Problem description:
Your task is to output every record exactly as it is given.

Data:
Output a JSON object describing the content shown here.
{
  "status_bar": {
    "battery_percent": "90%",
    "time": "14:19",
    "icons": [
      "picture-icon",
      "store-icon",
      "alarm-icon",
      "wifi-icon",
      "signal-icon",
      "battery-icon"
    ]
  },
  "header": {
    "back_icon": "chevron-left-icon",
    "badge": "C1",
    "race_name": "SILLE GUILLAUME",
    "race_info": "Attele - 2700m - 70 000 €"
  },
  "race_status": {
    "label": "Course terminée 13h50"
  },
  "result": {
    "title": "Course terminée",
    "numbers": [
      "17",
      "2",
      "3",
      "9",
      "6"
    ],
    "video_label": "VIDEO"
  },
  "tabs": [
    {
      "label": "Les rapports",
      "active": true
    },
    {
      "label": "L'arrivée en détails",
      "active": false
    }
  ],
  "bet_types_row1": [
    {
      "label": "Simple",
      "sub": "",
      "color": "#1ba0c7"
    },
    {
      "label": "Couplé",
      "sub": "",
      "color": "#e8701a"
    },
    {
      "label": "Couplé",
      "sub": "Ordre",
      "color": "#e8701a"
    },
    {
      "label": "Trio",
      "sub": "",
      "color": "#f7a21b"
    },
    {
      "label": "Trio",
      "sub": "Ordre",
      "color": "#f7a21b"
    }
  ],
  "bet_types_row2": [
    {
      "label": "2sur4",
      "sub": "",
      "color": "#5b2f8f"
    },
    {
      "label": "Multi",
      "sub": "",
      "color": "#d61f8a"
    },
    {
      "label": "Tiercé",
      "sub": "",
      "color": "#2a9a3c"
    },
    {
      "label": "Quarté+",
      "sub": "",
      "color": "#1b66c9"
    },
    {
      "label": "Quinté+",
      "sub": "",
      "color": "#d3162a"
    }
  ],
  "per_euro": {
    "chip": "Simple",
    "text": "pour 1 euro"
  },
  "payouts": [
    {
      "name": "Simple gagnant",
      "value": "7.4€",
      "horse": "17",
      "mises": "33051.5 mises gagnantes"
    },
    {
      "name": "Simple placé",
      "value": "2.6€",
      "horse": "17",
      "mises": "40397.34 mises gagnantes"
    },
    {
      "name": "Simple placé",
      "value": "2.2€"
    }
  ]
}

Answer area:
Output a JSON object describing the content shown here.
{
  "status_bar": {
    "battery_percent": "90%",
    "time": "14:19",
    "icons": [
      "picture-icon",
      "store-icon",
      "alarm-icon",
      "wifi-icon",
      "signal-icon",
      "battery-icon"
    ]
  },
  "header": {
    "back_icon": "chevron-left-icon",
    "badge": "C1",
    "race_name": "SILLE GUILLAUME",
    "race_info": "Attele - 2700m - 70 000 €"
  },
  "race_status": {
    "label": "Course terminée 13h50"
  },
  "result": {
    "title": "Course terminée",
    "numbers": [
      "17",
      "2",
      "3",
      "9",
      "6"
    ],
    "video_label": "VIDEO"
  },
  "tabs": [
    {
      "label": "Les rapports",
      "active": true
    },
    {
      "label": "L'arrivée en détails",
      "active": false
    }
  ],
  "bet_types_row1": [
    {
      "label": "Simple",
      "sub": "",
      "color": "#1ba0c7"
    },
    {
      "label": "Couplé",
      "sub": "",
      "color": "#e8701a"
    },
    {
      "label": "Couplé",
      "sub": "Ordre",
      "color": "#e8701a"
    },
    {
      "label": "Trio",
      "sub": "",
      "color": "#f7a21b"
    },
    {
      "label": "Trio",
      "sub": "Ordre",
      "color": "#f7a21b"
    }
  ],
  "bet_types_row2": [
    {
      "label": "2sur4",
      "sub": "",
      "color": "#5b2f8f"
    },
    {
      "label": "Multi",
      "sub": "",
      "color": "#d61f8a"
    },
    {
      "label": "Tiercé",
      "sub": "",
      "color": "#2a9a3c"
    },
    {
      "label": "Quarté+",
      "sub": "",
      "color": "#1b66c9"
    },
    {
      "label": "Quinté+",
      "sub": "",
      "color": "#d3162a"
    }
  ],
  "per_euro": {
    "chip": "Simple",
    "text": "pour 1 euro"
  },
  "payouts": [
    {
      "name": "Simple gagnant",
      "value": "7.4€",
      "horse": "17",
      "mises": "33051.5 mises gagnantes"
    },
    {
      "name": "Simple placé",
      "value": "2.6€",
      "horse": "17",
      "mises": "40397.34 mises gagnantes"
    },
    {
      "name": "Simple placé",
      "value": "2.2€"
    }
  ]
}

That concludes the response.